Current U.S. Class: Hazardous Material Body Cover (2/457)

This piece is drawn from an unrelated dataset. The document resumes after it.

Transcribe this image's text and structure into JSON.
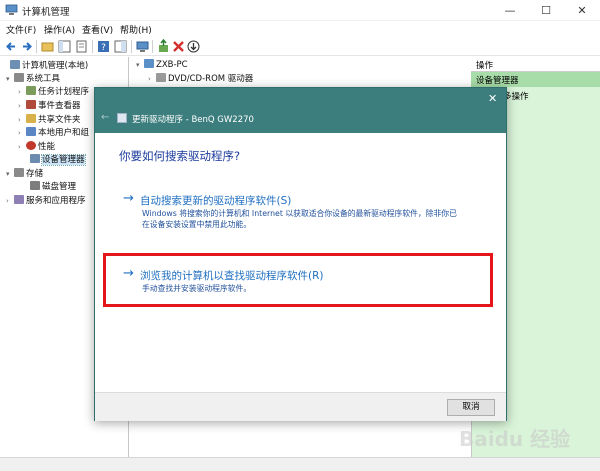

International Classification: A41D 27/02 (20060101); B32B 7/03 (20190101); B32B 5/02 (20060101); B32B 5/18 (20060101); B32B 27/06 (20060101); B32B 27/12 (20060101); B32B 27/32 (20060101); B32B 27/36 (20060101); B32B 27/40 (20060101); A41D 19/00 (20060101); A41D 31/02 (20190101); A41D 27/24 (20060101); B32B 5/24 (20060101); B32B 27/18 (20060101); B32B 5/26 (20060101); B32B 5/08 (20060101); B32B 7/14 (20060101); B32B 5/22 (20060101); A41B 11/01 (20060101); A41H 43/04 (20060101); A41D 31/102 (20190101); A41B 11/00 (20060101); A41D 1/06 (20060101); A41D 19/01 (20060101); A43B 23/07 (20060101); B29C 65/02 (20060101); B29C 65/08 (20060101); B29C 65/48 (20060101); B29C 65/62 (20060101); B29C 65/00 (20060101); B32B 7/02 (20190101); B32B 7/08 (20190101); B32B 7/12 (20060101); B32B 37/06 (20060101); B32B 37/10 (20060101); B32B 37/12 (20060101); B32B 37/14 (20060101); B32B 37/18 (20060101); B32B 38/18 (20060101); B29L 31/48 (20060101); B29L 31/50 (20060101); B32B 38/00 (20060101);